How to explain in 2,500 words the misguided conviction of a thirteen-year-old Saints’ supporter who believed that Brian Clough was mistaken when he claimed that, ‘It only takes a second to score a goal’.
The accessibility of top-class football to the masses of its devoted supporters whose lives revolved around watching and playing ‘the beautiful game’ was very different back in the mid-Seventies. And, as a young lad whose teenage years had only started a few months before, what could be better than knowing that a trip to Wembley Stadium to watch my favourite football team was on the horizon – safe in the knowledge that tickets were readily available and easily obtainable from the club itself? I had been too young to go to Wembley with my eldest brother and his mates to watch Southampton beat Manchester United in the 1976 FA Cup Final. Now though, things were different: we were back in the First Division again, I was going to home games with pals who, like me, were now old enough to travel alone, and Saints had a team which, on its day, could put up a good fight against any side in the league or cup. And to supporters who watched them regularly, the difference was obvious: Lawrie McMenemy had created a well-balanced blend of muscular maturity, experience and youth with a particularly fruitful midfield relationship having developed between England World Cup Winner, Alan Ball, and our young starlet, Steve Williams, who, at that time, was being tipped to become a regular England international. Also, our strike force of Phil Boyer, Austin Hayes and Terry Curran was producing results – though not always consistently – and we were in possession of a solid back four which also contained, of course, our legendary penalty taker par excellence, David Peach. So, who or what had Saints to fear? And why worry about playing in another Wembley Cup Final – just three years after our most famous victory against Tommy Doherty’s red-hot favourites, Manchester United?

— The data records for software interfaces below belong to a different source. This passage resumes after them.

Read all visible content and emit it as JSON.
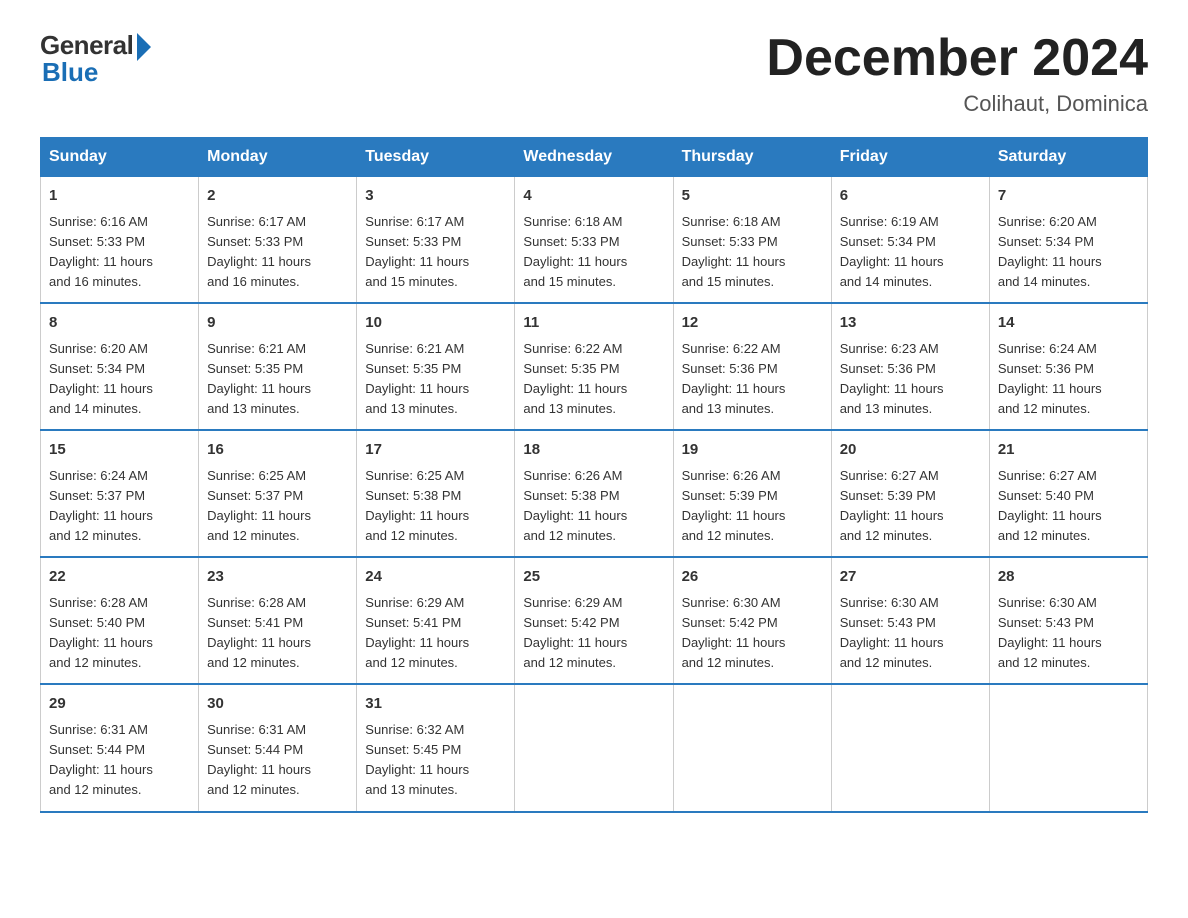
{
  "logo": {
    "general": "General",
    "blue": "Blue"
  },
  "title": "December 2024",
  "location": "Colihaut, Dominica",
  "days_header": [
    "Sunday",
    "Monday",
    "Tuesday",
    "Wednesday",
    "Thursday",
    "Friday",
    "Saturday"
  ],
  "weeks": [
    [
      {
        "day": "1",
        "sunrise": "6:16 AM",
        "sunset": "5:33 PM",
        "daylight": "11 hours and 16 minutes."
      },
      {
        "day": "2",
        "sunrise": "6:17 AM",
        "sunset": "5:33 PM",
        "daylight": "11 hours and 16 minutes."
      },
      {
        "day": "3",
        "sunrise": "6:17 AM",
        "sunset": "5:33 PM",
        "daylight": "11 hours and 15 minutes."
      },
      {
        "day": "4",
        "sunrise": "6:18 AM",
        "sunset": "5:33 PM",
        "daylight": "11 hours and 15 minutes."
      },
      {
        "day": "5",
        "sunrise": "6:18 AM",
        "sunset": "5:33 PM",
        "daylight": "11 hours and 15 minutes."
      },
      {
        "day": "6",
        "sunrise": "6:19 AM",
        "sunset": "5:34 PM",
        "daylight": "11 hours and 14 minutes."
      },
      {
        "day": "7",
        "sunrise": "6:20 AM",
        "sunset": "5:34 PM",
        "daylight": "11 hours and 14 minutes."
      }
    ],
    [
      {
        "day": "8",
        "sunrise": "6:20 AM",
        "sunset": "5:34 PM",
        "daylight": "11 hours and 14 minutes."
      },
      {
        "day": "9",
        "sunrise": "6:21 AM",
        "sunset": "5:35 PM",
        "daylight": "11 hours and 13 minutes."
      },
      {
        "day": "10",
        "sunrise": "6:21 AM",
        "sunset": "5:35 PM",
        "daylight": "11 hours and 13 minutes."
      },
      {
        "day": "11",
        "sunrise": "6:22 AM",
        "sunset": "5:35 PM",
        "daylight": "11 hours and 13 minutes."
      },
      {
        "day": "12",
        "sunrise": "6:22 AM",
        "sunset": "5:36 PM",
        "daylight": "11 hours and 13 minutes."
      },
      {
        "day": "13",
        "sunrise": "6:23 AM",
        "sunset": "5:36 PM",
        "daylight": "11 hours and 13 minutes."
      },
      {
        "day": "14",
        "sunrise": "6:24 AM",
        "sunset": "5:36 PM",
        "daylight": "11 hours and 12 minutes."
      }
    ],
    [
      {
        "day": "15",
        "sunrise": "6:24 AM",
        "sunset": "5:37 PM",
        "daylight": "11 hours and 12 minutes."
      },
      {
        "day": "16",
        "sunrise": "6:25 AM",
        "sunset": "5:37 PM",
        "daylight": "11 hours and 12 minutes."
      },
      {
        "day": "17",
        "sunrise": "6:25 AM",
        "sunset": "5:38 PM",
        "daylight": "11 hours and 12 minutes."
      },
      {
        "day": "18",
        "sunrise": "6:26 AM",
        "sunset": "5:38 PM",
        "daylight": "11 hours and 12 minutes."
      },
      {
        "day": "19",
        "sunrise": "6:26 AM",
        "sunset": "5:39 PM",
        "daylight": "11 hours and 12 minutes."
      },
      {
        "day": "20",
        "sunrise": "6:27 AM",
        "sunset": "5:39 PM",
        "daylight": "11 hours and 12 minutes."
      },
      {
        "day": "21",
        "sunrise": "6:27 AM",
        "sunset": "5:40 PM",
        "daylight": "11 hours and 12 minutes."
      }
    ],
    [
      {
        "day": "22",
        "sunrise": "6:28 AM",
        "sunset": "5:40 PM",
        "daylight": "11 hours and 12 minutes."
      },
      {
        "day": "23",
        "sunrise": "6:28 AM",
        "sunset": "5:41 PM",
        "daylight": "11 hours and 12 minutes."
      },
      {
        "day": "24",
        "sunrise": "6:29 AM",
        "sunset": "5:41 PM",
        "daylight": "11 hours and 12 minutes."
      },
      {
        "day": "25",
        "sunrise": "6:29 AM",
        "sunset": "5:42 PM",
        "daylight": "11 hours and 12 minutes."
      },
      {
        "day": "26",
        "sunrise": "6:30 AM",
        "sunset": "5:42 PM",
        "daylight": "11 hours and 12 minutes."
      },
      {
        "day": "27",
        "sunrise": "6:30 AM",
        "sunset": "5:43 PM",
        "daylight": "11 hours and 12 minutes."
      },
      {
        "day": "28",
        "sunrise": "6:30 AM",
        "sunset": "5:43 PM",
        "daylight": "11 hours and 12 minutes."
      }
    ],
    [
      {
        "day": "29",
        "sunrise": "6:31 AM",
        "sunset": "5:44 PM",
        "daylight": "11 hours and 12 minutes."
      },
      {
        "day": "30",
        "sunrise": "6:31 AM",
        "sunset": "5:44 PM",
        "daylight": "11 hours and 12 minutes."
      },
      {
        "day": "31",
        "sunrise": "6:32 AM",
        "sunset": "5:45 PM",
        "daylight": "11 hours and 13 minutes."
      },
      null,
      null,
      null,
      null
    ]
  ],
  "labels": {
    "sunrise": "Sunrise:",
    "sunset": "Sunset:",
    "daylight": "Daylight:"
  }
}
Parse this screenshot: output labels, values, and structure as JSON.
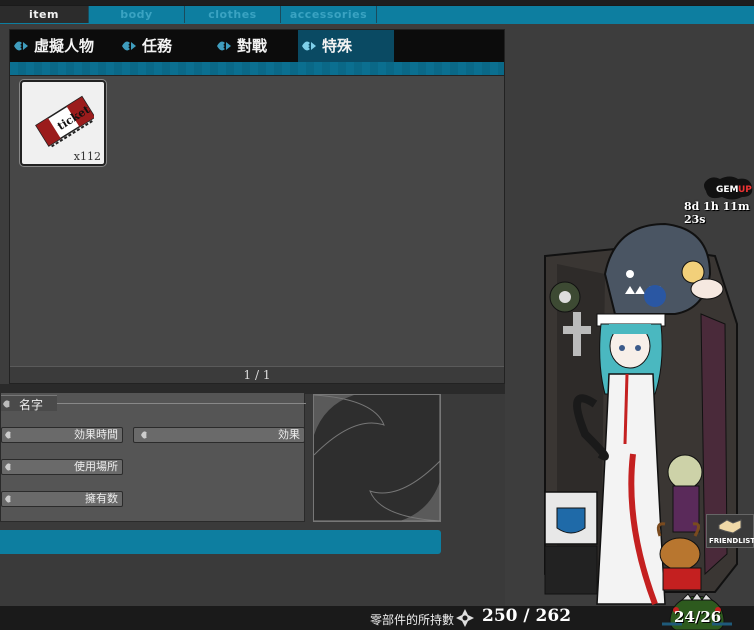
{
  "top_tabs": [
    {
      "label": "item",
      "active": true
    },
    {
      "label": "body",
      "active": false
    },
    {
      "label": "clothes",
      "active": false
    },
    {
      "label": "accessories",
      "active": false
    }
  ],
  "categories": [
    {
      "label": "虛擬人物",
      "active": false
    },
    {
      "label": "任務",
      "active": false
    },
    {
      "label": "對戰",
      "active": false
    },
    {
      "label": "特殊",
      "active": true
    }
  ],
  "items": [
    {
      "name": "ticket",
      "icon": "ticket-icon",
      "quantity": "x112"
    }
  ],
  "pager": {
    "text": "1 / 1"
  },
  "detail": {
    "name_label": "名字",
    "duration_label": "効果時間",
    "effect_label": "効果",
    "location_label": "使用場所",
    "owned_label": "擁有数"
  },
  "parts": {
    "label": "零部件的所持數",
    "count": "250 / 262"
  },
  "gem": {
    "label": "GEM",
    "suffix": "UP",
    "stats": "8d 1h 11m 23s"
  },
  "friend_list": {
    "label": "FRIENDLIST"
  },
  "level": {
    "text": "24/26"
  },
  "colors": {
    "accent": "#0d7ea0",
    "active_tab": "#0a4a63",
    "panel_bg": "#474747"
  }
}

Written & Published to raise funds for the UK’s FIRE FIGHTERS’ CHARITY.